■ Work item ■
Give back nothing but the number of lines in these entries that contain the word "Material".

■ Data under study ■
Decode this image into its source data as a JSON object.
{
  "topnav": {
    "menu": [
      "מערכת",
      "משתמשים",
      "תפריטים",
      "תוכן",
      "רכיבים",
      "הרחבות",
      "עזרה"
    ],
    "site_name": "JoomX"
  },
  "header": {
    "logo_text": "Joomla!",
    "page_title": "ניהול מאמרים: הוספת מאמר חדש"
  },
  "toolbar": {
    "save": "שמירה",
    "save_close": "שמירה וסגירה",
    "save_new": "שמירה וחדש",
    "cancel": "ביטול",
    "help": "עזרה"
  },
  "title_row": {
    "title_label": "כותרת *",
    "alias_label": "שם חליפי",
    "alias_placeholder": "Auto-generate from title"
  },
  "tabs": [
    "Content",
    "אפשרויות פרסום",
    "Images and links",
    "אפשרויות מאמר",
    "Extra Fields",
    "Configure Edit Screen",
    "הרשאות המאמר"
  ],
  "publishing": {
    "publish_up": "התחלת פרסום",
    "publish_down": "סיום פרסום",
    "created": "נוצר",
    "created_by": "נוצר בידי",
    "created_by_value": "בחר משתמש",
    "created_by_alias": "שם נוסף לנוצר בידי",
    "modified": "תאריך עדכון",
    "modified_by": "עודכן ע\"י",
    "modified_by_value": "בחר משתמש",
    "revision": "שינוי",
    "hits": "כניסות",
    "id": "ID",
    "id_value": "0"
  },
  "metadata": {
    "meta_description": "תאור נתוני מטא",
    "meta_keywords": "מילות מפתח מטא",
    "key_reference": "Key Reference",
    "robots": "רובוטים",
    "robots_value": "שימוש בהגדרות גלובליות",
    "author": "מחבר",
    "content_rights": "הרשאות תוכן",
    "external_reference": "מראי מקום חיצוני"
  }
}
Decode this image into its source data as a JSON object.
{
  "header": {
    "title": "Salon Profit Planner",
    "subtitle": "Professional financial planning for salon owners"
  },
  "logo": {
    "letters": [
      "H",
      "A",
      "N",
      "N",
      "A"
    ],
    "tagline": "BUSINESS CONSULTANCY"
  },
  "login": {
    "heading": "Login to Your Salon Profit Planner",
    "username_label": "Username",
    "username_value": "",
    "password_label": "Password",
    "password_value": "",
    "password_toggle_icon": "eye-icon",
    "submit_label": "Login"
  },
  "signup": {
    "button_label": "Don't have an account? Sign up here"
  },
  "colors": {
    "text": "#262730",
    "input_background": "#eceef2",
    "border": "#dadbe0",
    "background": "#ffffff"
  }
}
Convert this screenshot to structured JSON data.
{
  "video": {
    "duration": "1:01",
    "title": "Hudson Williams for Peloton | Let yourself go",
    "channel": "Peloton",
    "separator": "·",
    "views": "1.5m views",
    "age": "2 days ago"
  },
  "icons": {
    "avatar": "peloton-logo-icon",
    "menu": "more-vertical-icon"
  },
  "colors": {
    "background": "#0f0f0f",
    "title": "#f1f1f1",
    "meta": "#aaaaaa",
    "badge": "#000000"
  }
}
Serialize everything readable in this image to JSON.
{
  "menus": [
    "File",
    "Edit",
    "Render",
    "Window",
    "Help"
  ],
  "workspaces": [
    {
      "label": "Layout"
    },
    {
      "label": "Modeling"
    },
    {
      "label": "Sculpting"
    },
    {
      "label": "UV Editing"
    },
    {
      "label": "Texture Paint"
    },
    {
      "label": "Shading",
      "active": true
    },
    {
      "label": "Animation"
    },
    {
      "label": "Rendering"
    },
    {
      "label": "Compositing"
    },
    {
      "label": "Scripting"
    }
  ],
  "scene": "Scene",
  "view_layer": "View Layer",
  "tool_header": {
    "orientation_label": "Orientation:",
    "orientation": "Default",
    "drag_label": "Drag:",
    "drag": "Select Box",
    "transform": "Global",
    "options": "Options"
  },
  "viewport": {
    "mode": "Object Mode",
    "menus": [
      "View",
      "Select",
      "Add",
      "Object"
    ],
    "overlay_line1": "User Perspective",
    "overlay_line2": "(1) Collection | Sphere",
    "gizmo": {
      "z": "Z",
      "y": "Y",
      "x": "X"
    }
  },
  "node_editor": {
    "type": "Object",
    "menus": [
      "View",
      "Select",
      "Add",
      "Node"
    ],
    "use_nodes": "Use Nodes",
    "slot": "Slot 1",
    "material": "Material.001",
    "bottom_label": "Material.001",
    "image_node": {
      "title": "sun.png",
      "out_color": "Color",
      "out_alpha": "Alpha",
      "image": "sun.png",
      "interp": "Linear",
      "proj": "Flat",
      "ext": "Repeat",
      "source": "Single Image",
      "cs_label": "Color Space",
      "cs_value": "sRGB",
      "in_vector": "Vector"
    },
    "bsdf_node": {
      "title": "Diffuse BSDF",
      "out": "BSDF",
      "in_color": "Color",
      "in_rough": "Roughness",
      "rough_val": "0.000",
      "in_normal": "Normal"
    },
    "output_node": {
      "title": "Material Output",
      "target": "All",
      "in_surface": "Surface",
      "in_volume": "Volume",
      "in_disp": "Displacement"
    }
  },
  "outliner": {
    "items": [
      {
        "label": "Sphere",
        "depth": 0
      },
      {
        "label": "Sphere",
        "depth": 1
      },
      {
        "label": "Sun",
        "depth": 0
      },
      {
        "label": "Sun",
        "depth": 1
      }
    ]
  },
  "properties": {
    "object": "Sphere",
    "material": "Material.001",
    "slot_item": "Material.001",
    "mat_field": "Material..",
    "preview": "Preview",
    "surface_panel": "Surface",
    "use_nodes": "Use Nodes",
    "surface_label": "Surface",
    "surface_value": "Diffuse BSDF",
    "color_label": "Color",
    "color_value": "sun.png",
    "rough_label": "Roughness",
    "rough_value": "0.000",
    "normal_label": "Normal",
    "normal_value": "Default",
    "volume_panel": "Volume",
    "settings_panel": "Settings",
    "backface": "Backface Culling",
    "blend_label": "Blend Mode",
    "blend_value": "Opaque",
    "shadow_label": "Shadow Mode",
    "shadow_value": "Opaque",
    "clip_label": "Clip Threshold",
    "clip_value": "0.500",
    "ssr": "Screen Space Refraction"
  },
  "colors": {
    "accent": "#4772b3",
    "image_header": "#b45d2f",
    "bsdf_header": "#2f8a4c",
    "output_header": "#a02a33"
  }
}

■ Expected answer ■
6